- Page 1:Introduction
- Page 2:Skill Level 0: Anyone with a wireless computer
- Page 3:Skill Level 0 Countermeasures - more
- Page 4:Skill Level 1: Anyone with commonly available wardriving tools
- Page 5:Skill Level 2: Anyone with WEP / WPA-PSK Cracking Skills
- Page 6:Skill Level 3: Expert Cracker
- Page 7:Conclusion
Skill Level 1: Anyone with commonly available wardriving tools
Now let’s move up a notch on skill level to that of your common "wardriver", who actively cruises around looking for wireless LANs. Some people wardrive for kicks to see how many wireless networks they can detect and never attempt to use the vulnerable networks they find. But others are not so benign in their intent and do connect, use and sometimes abuse unsuspecting wireless LAN owners.

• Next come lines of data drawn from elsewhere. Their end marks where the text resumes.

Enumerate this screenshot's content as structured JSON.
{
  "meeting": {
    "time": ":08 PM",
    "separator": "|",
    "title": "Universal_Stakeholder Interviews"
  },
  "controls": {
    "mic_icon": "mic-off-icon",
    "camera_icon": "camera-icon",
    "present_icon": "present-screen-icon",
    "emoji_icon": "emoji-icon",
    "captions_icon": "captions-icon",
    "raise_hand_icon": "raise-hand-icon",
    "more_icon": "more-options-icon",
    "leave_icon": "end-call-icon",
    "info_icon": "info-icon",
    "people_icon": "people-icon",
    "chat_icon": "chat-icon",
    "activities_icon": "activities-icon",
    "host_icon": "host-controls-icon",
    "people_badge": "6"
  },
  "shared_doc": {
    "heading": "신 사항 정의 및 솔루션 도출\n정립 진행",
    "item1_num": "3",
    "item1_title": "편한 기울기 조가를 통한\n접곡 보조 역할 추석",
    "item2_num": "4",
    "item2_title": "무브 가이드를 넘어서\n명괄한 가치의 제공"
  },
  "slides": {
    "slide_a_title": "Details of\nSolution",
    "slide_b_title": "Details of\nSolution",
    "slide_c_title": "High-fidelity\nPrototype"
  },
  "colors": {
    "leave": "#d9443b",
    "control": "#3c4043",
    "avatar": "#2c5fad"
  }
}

At Skill Level 1, I’ll assume that all the countermeasures suggested for Skill Level 0 do not work and the potential intruder can see your wireless network. The only effective countermeasures at this point involve encryption and authentication. I’ll save authentication for later and focus on encryption.
NOTE: While forcing all wireless traffic to use a VPN (Virtual Private Network) is one solution, VPN’s are notoriously difficult to set up and beyond the scope of this article.
Countermeasure 7: Encryption
Wireless LAN owners should run the strongest type of encryption available to them. Your choices will be dictated by the capabilities of your WLAN hardware and your options are WEP, WPA and WPA2.
WEP (Wireless Equivalent Privacy) is the weakest wireless security technology, but currently the most widely deployed due to its availability on virtually all 802.11 wireless products. You may have to use it because many consumer wireless product manufacturers have opted to not provide upgrades from WEP to WPA for 802.11b products. And others are still creating new products such as some VoIP wireless phones that support only WEP, forcing some WLAN owners to downgrade their security to accomodate the lowest common level of security.
Either WPA (Wi-Fi Protected Access) or WPA2 provide adequate wireless security, due to their stronger encryption technology and improved key management. The main difference between the two is that WPA2 supports stronger AES (Advanced Encryption Standard) encryption. But to further confuse users, there are some WPA-labeled products that allow the selection of AES vs. the WPA-standard TKIP encryption.
Most 802.11g products support WPA (but there are exceptions), but upgrades to WPA2 for older products are still in the process of being rolled out - even though the 802.11i standard that WPA2 is based on was ratified in June 2004.
I recommend that you use WPA as a minimum. It is as effective as WPA2 and, at least as I write this, more widely supported. Implementing this recommendation, however, may require purchasing new equipment, especially if you currently are using 802.11b in your WLAN. But standard 11g gear is relatively inexpensive and could be the best security investment you make.
Most consumer APs support only the "Personal" version of WPA or WPA2, which is also referred to as WPA-PSK (Pre-Shared Key) (see Figure 4). WPA2 or WPA "Enterprise" (also known as WPA "RADIUS") is also supported by some consumer wireless gear, but is of little use without the additional RADIUS server required to implement it.
Figure 4: Encrypting traffic on a Netgear AP
For most personal WLANs, using WPA-PSK will provide adequate protection, but it is essential to use a key that is sufficiently long and random. Do not use a number, or a word from the dictionary, since programs such as cowpatty are already available to perform dictionary-based attacks against WPA-PSK.
Robert Moskowitz, Senior Technical Director ICSA Labs, recommended in this article using an 128 bit PSK. Fortunately, all WPA implementations accept alphanumeric PSKs, which would require only 16 characters to implement Mr. Moskowitz’ recommendation.
There are many password generators available on the Internet that can be found by a quick search. This one has lots of bells and whistles and even provides an estimation of how long it would take to crack the password it generates.
As a final note, some manufacturers have started selling APs and wireless cards that promise "one touch" easy setup of secured wireless connections. Buffalo Technology had the first products based on their AOSS (AirStation One-Touch Secure Station) technology. Linksys has recently starting selling products based on similar technology from Broadcom dubbed SecureEasySetup. These offerings will be reviewed in a future article.